** PROBLEM DETAILS **
Below are the records. Gather each line that holds "estate".

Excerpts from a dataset
##############################

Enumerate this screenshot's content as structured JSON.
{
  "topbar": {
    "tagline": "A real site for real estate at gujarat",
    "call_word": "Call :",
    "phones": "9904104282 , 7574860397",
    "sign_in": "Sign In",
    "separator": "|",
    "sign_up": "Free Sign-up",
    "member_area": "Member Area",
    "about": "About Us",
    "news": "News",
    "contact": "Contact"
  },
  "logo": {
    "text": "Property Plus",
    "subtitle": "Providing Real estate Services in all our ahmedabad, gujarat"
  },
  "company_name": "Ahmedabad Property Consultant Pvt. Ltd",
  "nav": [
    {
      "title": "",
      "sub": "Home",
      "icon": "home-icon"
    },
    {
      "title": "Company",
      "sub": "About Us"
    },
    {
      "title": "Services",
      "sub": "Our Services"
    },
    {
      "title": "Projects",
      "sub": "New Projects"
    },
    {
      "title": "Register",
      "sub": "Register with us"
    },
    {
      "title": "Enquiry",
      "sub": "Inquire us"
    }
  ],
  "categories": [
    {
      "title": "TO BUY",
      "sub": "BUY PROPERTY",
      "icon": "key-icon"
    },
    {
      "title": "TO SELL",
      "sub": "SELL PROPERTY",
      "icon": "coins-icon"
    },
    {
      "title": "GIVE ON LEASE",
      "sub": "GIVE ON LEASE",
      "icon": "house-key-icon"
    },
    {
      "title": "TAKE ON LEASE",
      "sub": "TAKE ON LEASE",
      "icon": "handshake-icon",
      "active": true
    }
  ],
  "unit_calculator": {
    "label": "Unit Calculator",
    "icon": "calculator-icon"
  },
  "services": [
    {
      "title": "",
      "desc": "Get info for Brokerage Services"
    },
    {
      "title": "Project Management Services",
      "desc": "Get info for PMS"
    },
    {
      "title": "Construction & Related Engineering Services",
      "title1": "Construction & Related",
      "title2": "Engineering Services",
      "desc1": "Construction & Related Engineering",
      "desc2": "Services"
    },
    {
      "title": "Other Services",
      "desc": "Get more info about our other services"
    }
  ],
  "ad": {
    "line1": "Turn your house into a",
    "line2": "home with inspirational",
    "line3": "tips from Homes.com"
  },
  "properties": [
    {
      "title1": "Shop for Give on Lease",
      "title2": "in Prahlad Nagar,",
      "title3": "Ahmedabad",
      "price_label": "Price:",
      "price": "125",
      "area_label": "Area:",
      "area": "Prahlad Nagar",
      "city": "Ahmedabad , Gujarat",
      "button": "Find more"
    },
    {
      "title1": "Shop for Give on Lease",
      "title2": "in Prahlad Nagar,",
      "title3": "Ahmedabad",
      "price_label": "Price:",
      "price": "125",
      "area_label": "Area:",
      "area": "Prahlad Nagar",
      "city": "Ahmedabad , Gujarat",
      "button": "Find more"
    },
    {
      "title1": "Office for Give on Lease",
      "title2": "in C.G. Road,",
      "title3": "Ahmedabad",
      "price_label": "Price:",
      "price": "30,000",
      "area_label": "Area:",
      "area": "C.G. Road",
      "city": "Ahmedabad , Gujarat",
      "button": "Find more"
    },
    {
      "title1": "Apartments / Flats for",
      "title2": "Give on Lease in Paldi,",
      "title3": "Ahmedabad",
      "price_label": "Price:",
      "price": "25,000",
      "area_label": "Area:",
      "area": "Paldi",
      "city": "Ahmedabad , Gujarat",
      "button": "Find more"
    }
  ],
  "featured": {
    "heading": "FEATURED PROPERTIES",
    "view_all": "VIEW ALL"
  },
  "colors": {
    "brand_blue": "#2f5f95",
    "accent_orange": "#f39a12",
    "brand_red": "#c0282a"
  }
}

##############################

** RESPONSE AREA **
    "tagline": "A real site for real estate at gujarat",
    "subtitle": "Providing Real estate Services in all our ahmedabad, gujarat"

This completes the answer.